[Assigned task]
Give the number of lines below with "time" in them, leaving out anything else.

[Website and app data records]
============
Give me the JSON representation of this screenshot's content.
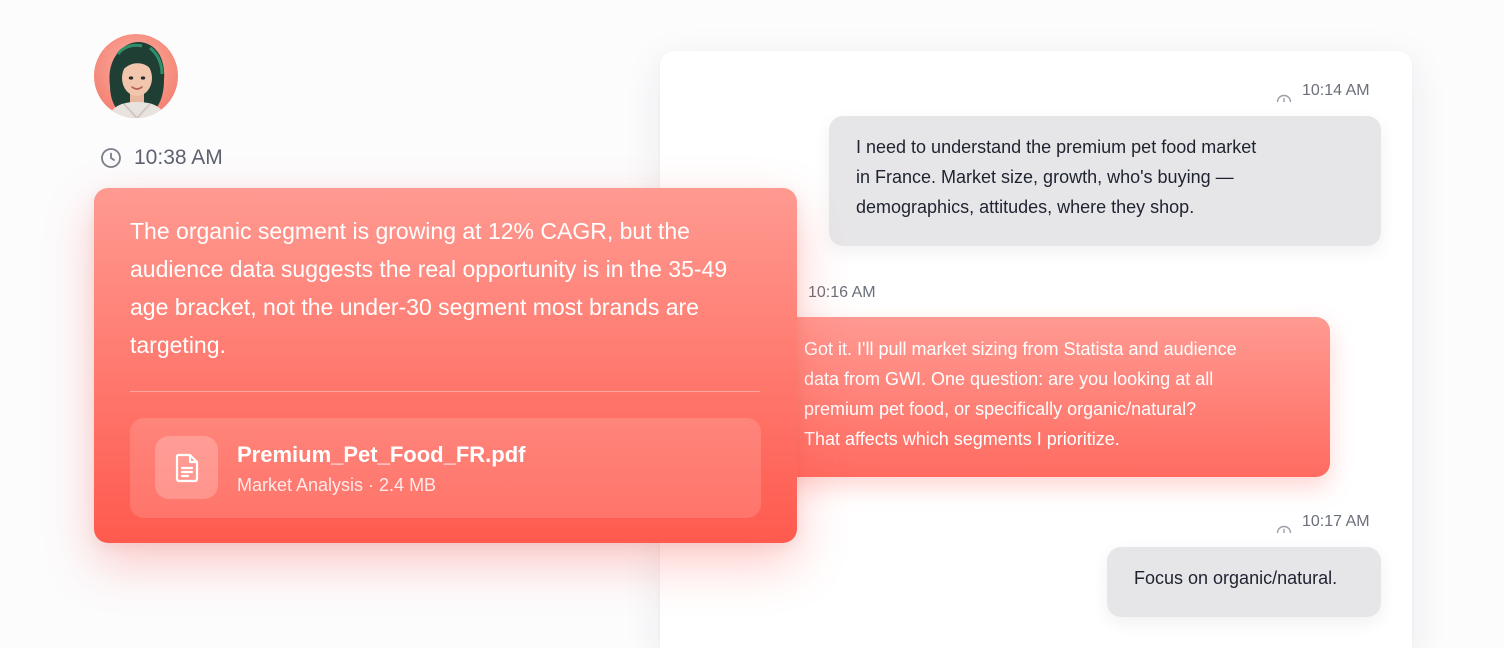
{
  "left_card": {
    "time": "10:38 AM",
    "message": "The organic segment is growing at 12% CAGR, but the audience data suggests the real opportunity is in the 35-49 age bracket, not the under-30 segment most brands are targeting.",
    "attachment": {
      "name": "Premium_Pet_Food_FR.pdf",
      "meta": "Market Analysis · 2.4 MB",
      "icon": "document-icon"
    }
  },
  "chat": {
    "messages": [
      {
        "sender": "user",
        "time": "10:14 AM",
        "lines": [
          "I need to understand the premium pet food market",
          "in France. Market size, growth, who's buying —",
          "demographics, attitudes, where they shop."
        ]
      },
      {
        "sender": "assistant",
        "time": "10:16 AM",
        "lines": [
          "Got it. I'll pull market sizing from Statista and audience",
          "data from GWI. One question: are you looking at all",
          "premium pet food, or specifically organic/natural?",
          "That affects which segments I prioritize."
        ]
      },
      {
        "sender": "user",
        "time": "10:17 AM",
        "lines": [
          "Focus on organic/natural."
        ]
      }
    ]
  },
  "colors": {
    "accent_top": "#ff9a92",
    "accent_bottom": "#ff5a4e",
    "user_bubble": "#e6e6e9"
  }
}
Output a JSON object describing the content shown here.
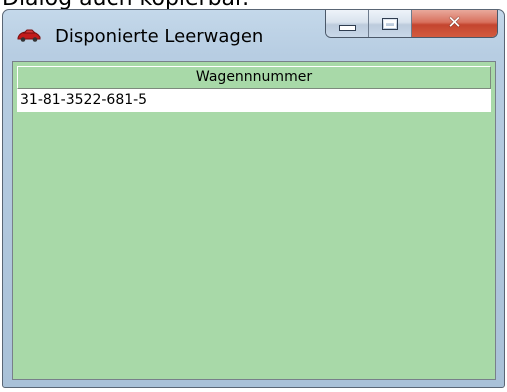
{
  "background_caption": "Dialog auch kopierbar.",
  "window": {
    "title": "Disponierte Leerwagen",
    "icon": "red-car-icon",
    "caption_buttons": {
      "minimize": "minimize-icon",
      "maximize": "maximize-icon",
      "close": "close-icon"
    }
  },
  "grid": {
    "column_header": "Wagennnummer",
    "rows": [
      "31-81-3522-681-5"
    ]
  },
  "colors": {
    "client_bg": "#a8d9a8",
    "close_button": "#c4452f",
    "icon_red": "#c21c1c"
  }
}
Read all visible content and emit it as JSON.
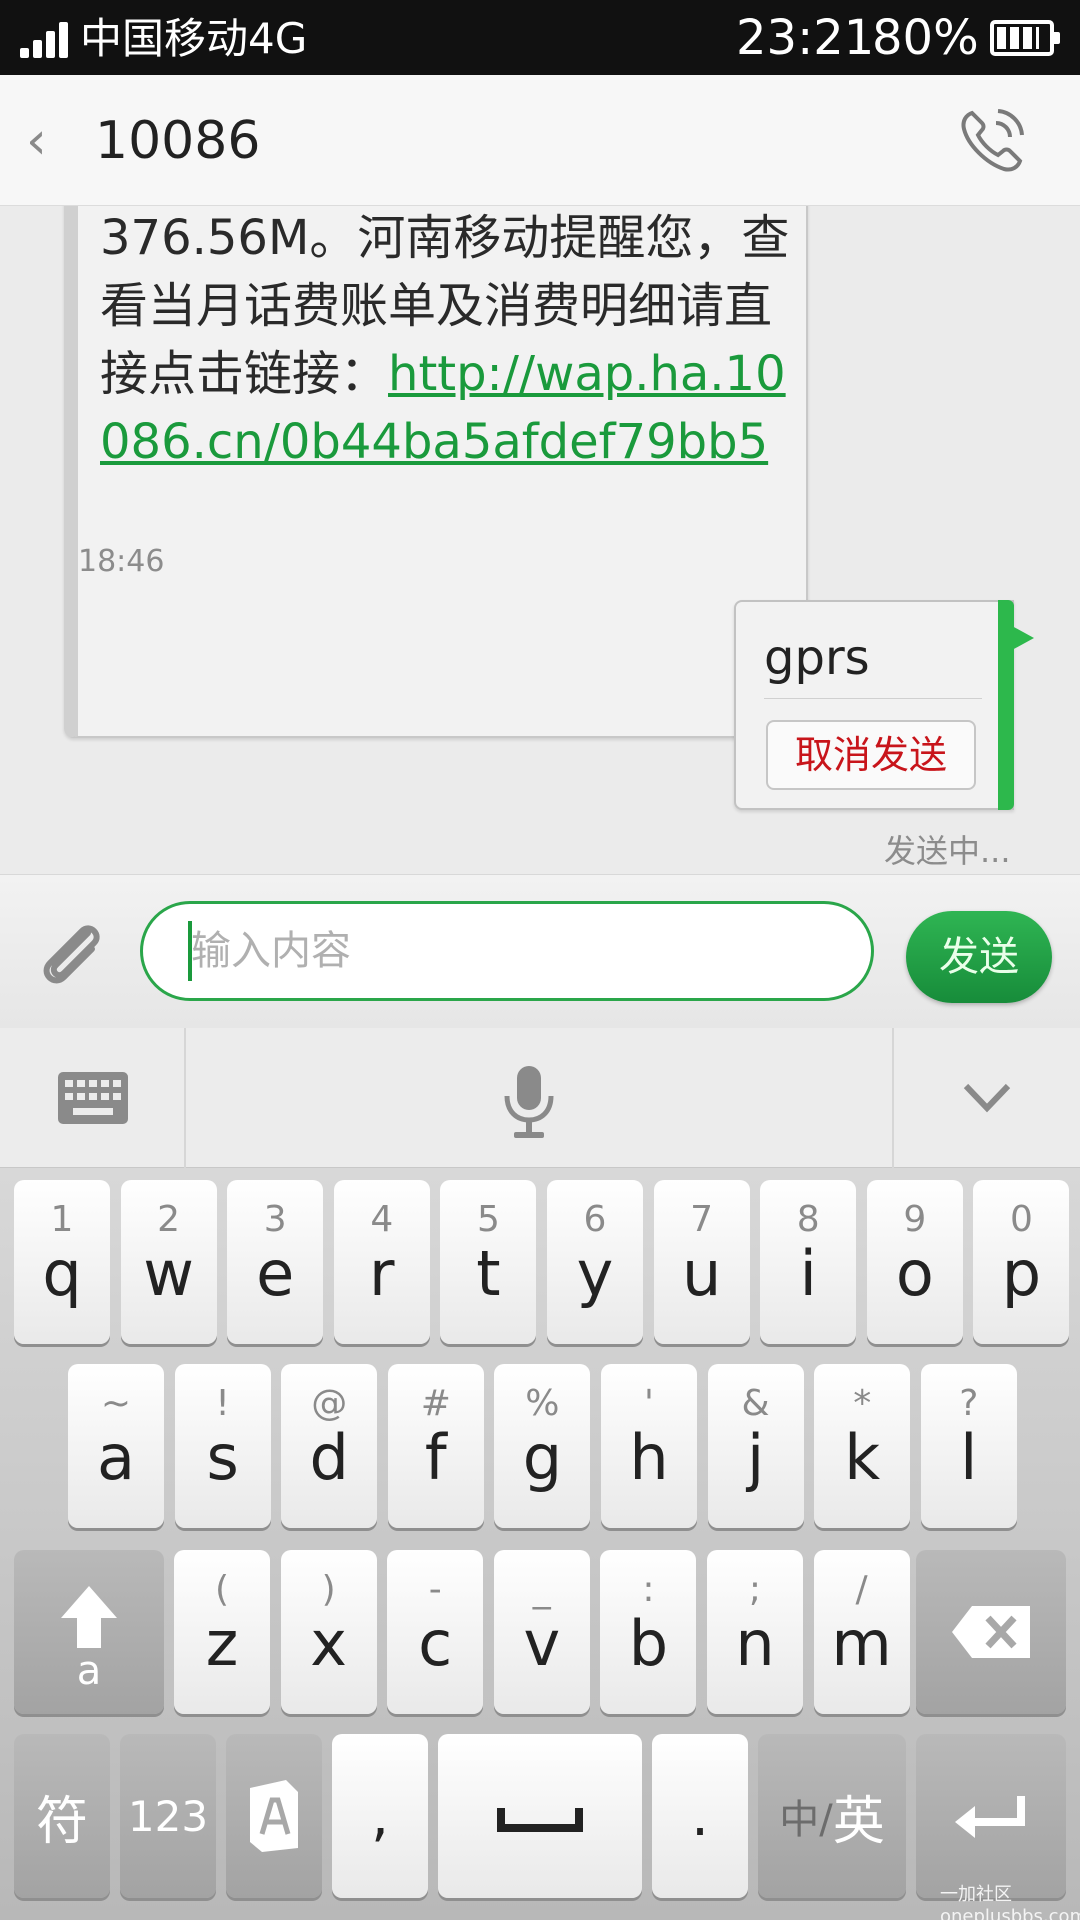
{
  "status_bar": {
    "carrier": "中国移动4G",
    "time": "23:21",
    "battery": "80%",
    "battery_level": 0.8
  },
  "header": {
    "title": "10086"
  },
  "conversation": {
    "incoming": {
      "text_lead": "376.56M。河南移动提醒您，查看当月话费账单及消费明细请直接点击链接：",
      "link": "http://wap.ha.10086.cn/0b44ba5afdef79bb5",
      "time": "18:46"
    },
    "outgoing": {
      "text": "gprs",
      "cancel_label": "取消发送",
      "status": "发送中..."
    }
  },
  "composer": {
    "placeholder": "输入内容",
    "send_label": "发送"
  },
  "keyboard": {
    "rows": [
      [
        {
          "h": "1",
          "k": "q"
        },
        {
          "h": "2",
          "k": "w"
        },
        {
          "h": "3",
          "k": "e"
        },
        {
          "h": "4",
          "k": "r"
        },
        {
          "h": "5",
          "k": "t"
        },
        {
          "h": "6",
          "k": "y"
        },
        {
          "h": "7",
          "k": "u"
        },
        {
          "h": "8",
          "k": "i"
        },
        {
          "h": "9",
          "k": "o"
        },
        {
          "h": "0",
          "k": "p"
        }
      ],
      [
        {
          "h": "~",
          "k": "a"
        },
        {
          "h": "!",
          "k": "s"
        },
        {
          "h": "@",
          "k": "d"
        },
        {
          "h": "#",
          "k": "f"
        },
        {
          "h": "%",
          "k": "g"
        },
        {
          "h": "'",
          "k": "h"
        },
        {
          "h": "&",
          "k": "j"
        },
        {
          "h": "*",
          "k": "k"
        },
        {
          "h": "?",
          "k": "l"
        }
      ],
      [
        {
          "h": "(",
          "k": "z"
        },
        {
          "h": ")",
          "k": "x"
        },
        {
          "h": "-",
          "k": "c"
        },
        {
          "h": "_",
          "k": "v"
        },
        {
          "h": ":",
          "k": "b"
        },
        {
          "h": ";",
          "k": "n"
        },
        {
          "h": "/",
          "k": "m"
        }
      ]
    ],
    "shift_sub": "a",
    "symbol_label": "符",
    "num_label": "123",
    "comma_label": ",",
    "period_label": ".",
    "lang_prefix": "中/",
    "lang_main": "英"
  },
  "watermark": "一加社区 oneplusbbs.com"
}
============
[Solution for this task]
6